-------- Data to examine --------
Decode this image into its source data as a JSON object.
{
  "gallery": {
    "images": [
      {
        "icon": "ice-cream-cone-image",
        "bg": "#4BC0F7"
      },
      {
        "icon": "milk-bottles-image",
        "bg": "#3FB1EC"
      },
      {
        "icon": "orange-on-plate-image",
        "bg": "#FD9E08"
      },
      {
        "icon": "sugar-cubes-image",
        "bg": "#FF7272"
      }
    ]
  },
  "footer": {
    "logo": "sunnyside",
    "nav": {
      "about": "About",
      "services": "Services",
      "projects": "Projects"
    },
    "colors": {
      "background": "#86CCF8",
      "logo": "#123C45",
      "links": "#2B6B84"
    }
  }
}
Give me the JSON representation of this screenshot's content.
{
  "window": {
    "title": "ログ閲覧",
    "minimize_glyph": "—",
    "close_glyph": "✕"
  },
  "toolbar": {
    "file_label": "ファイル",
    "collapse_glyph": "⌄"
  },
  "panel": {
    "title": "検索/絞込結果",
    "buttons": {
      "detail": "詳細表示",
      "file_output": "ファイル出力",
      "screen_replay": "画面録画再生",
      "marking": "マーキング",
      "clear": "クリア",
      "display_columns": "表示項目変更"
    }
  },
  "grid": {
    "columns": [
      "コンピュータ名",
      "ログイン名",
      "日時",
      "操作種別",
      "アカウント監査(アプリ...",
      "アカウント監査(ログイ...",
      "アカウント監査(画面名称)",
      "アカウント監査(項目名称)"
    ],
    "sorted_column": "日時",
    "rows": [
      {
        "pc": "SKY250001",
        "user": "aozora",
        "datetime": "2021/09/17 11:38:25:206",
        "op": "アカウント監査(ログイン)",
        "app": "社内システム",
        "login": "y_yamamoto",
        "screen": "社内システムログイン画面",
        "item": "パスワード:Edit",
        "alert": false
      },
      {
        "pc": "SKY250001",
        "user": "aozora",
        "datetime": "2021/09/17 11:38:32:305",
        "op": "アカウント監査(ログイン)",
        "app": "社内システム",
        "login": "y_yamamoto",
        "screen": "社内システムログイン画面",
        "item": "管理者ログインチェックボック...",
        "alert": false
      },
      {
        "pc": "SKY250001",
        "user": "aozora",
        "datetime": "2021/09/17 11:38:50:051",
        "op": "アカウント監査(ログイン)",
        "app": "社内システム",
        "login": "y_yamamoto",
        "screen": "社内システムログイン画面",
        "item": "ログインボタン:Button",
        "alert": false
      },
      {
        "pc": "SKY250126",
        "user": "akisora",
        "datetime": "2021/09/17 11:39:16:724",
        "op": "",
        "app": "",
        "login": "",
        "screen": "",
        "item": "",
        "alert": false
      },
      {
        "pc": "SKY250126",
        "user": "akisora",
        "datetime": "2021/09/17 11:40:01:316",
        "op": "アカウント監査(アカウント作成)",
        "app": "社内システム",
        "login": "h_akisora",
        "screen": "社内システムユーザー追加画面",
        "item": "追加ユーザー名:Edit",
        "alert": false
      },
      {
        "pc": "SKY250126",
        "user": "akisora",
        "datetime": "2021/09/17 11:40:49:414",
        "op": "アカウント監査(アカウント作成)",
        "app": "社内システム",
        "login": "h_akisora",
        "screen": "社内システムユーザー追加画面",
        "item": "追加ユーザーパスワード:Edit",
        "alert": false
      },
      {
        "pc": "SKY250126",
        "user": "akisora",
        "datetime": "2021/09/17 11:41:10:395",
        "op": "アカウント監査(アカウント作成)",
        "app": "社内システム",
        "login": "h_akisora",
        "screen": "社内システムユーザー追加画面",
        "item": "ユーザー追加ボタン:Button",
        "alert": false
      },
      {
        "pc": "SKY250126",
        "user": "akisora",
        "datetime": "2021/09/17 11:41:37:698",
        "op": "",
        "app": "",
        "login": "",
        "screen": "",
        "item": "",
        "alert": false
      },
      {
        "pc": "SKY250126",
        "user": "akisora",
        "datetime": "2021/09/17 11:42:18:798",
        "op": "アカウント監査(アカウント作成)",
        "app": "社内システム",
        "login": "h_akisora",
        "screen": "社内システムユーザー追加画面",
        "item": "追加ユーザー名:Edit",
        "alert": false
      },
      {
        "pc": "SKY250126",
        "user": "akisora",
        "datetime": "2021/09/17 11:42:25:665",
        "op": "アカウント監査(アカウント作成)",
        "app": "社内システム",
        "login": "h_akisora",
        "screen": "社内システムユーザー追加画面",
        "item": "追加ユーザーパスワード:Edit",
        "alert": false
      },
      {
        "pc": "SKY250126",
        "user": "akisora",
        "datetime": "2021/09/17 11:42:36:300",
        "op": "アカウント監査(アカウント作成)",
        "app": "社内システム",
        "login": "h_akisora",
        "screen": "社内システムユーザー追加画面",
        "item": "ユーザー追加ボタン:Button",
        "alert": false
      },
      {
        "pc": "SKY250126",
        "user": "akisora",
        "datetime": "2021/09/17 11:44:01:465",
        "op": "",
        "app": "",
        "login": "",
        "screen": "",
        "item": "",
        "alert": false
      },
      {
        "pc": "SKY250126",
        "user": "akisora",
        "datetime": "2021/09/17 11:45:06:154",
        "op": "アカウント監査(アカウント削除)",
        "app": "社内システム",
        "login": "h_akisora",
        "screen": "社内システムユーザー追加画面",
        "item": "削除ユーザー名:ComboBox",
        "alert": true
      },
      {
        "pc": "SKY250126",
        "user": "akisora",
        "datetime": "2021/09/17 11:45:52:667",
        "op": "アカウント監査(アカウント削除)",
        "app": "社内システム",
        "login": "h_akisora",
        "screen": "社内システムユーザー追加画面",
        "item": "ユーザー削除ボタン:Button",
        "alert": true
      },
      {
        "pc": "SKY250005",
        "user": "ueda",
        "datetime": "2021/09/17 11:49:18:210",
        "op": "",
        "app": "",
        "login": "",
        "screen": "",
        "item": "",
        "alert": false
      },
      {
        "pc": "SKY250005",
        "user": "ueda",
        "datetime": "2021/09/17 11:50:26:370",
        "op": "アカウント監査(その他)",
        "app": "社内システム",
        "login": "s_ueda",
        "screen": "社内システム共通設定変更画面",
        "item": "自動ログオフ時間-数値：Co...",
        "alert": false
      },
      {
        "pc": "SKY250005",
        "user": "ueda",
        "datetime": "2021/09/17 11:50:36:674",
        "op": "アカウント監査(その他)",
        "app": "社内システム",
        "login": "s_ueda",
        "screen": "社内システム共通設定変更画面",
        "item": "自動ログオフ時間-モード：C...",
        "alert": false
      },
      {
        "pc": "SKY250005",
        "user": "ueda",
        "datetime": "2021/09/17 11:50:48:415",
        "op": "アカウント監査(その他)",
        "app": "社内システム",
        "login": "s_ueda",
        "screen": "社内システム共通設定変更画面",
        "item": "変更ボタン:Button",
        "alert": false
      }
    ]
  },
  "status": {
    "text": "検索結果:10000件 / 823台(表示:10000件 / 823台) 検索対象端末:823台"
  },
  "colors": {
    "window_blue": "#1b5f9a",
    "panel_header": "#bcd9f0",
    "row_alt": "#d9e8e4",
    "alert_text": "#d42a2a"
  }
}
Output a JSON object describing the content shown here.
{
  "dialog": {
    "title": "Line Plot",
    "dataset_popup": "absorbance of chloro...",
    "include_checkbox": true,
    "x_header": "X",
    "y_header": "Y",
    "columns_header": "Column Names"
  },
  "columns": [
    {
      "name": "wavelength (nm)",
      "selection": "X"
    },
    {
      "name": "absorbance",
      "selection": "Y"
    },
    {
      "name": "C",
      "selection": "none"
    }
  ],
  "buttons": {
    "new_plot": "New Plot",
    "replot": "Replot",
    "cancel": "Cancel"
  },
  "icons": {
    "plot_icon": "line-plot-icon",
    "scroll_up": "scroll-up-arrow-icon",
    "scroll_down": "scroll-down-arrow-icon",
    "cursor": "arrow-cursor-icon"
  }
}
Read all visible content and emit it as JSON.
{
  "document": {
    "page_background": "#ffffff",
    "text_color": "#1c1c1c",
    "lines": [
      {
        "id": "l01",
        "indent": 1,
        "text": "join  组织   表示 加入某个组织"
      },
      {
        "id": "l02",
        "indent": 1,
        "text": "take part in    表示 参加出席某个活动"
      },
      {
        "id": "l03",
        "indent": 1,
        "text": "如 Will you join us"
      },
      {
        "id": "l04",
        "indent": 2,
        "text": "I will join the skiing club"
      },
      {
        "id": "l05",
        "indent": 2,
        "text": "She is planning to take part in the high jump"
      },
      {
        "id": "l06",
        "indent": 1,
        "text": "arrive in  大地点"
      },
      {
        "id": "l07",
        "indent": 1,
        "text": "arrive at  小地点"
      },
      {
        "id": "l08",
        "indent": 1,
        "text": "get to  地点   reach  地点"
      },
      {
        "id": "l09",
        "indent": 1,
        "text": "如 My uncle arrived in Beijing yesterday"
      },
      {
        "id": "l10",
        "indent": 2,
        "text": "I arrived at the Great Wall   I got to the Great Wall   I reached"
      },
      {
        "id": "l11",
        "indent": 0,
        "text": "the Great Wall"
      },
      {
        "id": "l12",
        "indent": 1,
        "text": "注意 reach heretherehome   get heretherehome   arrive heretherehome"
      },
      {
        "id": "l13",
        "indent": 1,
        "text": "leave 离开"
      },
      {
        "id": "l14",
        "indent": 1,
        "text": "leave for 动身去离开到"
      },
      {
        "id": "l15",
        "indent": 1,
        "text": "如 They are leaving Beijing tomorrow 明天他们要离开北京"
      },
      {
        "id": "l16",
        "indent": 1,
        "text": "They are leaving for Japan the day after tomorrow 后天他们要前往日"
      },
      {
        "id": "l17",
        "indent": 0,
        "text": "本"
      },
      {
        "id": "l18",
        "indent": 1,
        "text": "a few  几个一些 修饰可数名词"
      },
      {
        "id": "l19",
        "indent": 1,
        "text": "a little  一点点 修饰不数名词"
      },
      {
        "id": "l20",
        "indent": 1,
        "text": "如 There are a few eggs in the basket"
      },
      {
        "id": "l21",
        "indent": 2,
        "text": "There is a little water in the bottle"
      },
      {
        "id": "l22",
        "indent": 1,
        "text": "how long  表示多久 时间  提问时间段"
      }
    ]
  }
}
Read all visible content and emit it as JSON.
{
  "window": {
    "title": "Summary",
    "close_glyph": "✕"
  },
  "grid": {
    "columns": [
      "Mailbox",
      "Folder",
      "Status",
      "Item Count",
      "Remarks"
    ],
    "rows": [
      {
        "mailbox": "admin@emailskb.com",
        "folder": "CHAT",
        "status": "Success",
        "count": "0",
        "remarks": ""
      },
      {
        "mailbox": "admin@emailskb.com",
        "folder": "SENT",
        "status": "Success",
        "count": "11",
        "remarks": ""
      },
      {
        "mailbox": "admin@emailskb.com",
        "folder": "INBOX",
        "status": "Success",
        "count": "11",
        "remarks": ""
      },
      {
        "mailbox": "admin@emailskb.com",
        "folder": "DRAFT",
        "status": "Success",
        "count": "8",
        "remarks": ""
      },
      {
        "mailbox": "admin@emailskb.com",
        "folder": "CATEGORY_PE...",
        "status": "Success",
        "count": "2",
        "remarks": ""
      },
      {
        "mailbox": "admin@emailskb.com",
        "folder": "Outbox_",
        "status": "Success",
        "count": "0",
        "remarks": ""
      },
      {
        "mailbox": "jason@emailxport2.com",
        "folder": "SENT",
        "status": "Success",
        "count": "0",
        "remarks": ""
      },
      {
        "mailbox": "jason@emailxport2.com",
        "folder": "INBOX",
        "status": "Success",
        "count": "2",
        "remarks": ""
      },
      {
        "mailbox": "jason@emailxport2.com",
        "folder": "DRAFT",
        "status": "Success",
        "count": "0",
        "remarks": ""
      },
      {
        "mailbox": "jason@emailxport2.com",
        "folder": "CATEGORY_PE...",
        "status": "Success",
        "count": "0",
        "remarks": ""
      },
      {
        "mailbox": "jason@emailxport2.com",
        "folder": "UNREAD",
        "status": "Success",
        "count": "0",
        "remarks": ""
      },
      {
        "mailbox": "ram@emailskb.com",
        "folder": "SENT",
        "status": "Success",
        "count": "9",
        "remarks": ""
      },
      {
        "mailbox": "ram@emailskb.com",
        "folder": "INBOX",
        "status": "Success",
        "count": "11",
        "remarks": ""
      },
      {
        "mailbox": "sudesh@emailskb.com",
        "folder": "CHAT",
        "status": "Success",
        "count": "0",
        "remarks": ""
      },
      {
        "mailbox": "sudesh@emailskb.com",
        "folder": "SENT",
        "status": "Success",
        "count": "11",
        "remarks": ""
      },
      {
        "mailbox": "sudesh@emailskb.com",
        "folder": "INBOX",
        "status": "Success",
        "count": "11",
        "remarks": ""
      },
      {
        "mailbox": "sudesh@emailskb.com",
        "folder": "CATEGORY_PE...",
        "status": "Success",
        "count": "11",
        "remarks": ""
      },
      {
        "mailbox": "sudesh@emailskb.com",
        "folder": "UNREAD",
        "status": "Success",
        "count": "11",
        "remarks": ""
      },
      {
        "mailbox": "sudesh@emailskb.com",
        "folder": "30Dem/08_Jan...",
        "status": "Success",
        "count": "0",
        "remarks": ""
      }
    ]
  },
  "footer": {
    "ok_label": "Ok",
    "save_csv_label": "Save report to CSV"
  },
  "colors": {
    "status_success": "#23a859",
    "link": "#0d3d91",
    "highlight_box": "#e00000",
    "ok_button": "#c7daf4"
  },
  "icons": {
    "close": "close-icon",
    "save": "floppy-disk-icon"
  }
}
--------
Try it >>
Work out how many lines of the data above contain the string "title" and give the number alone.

Answer >>
4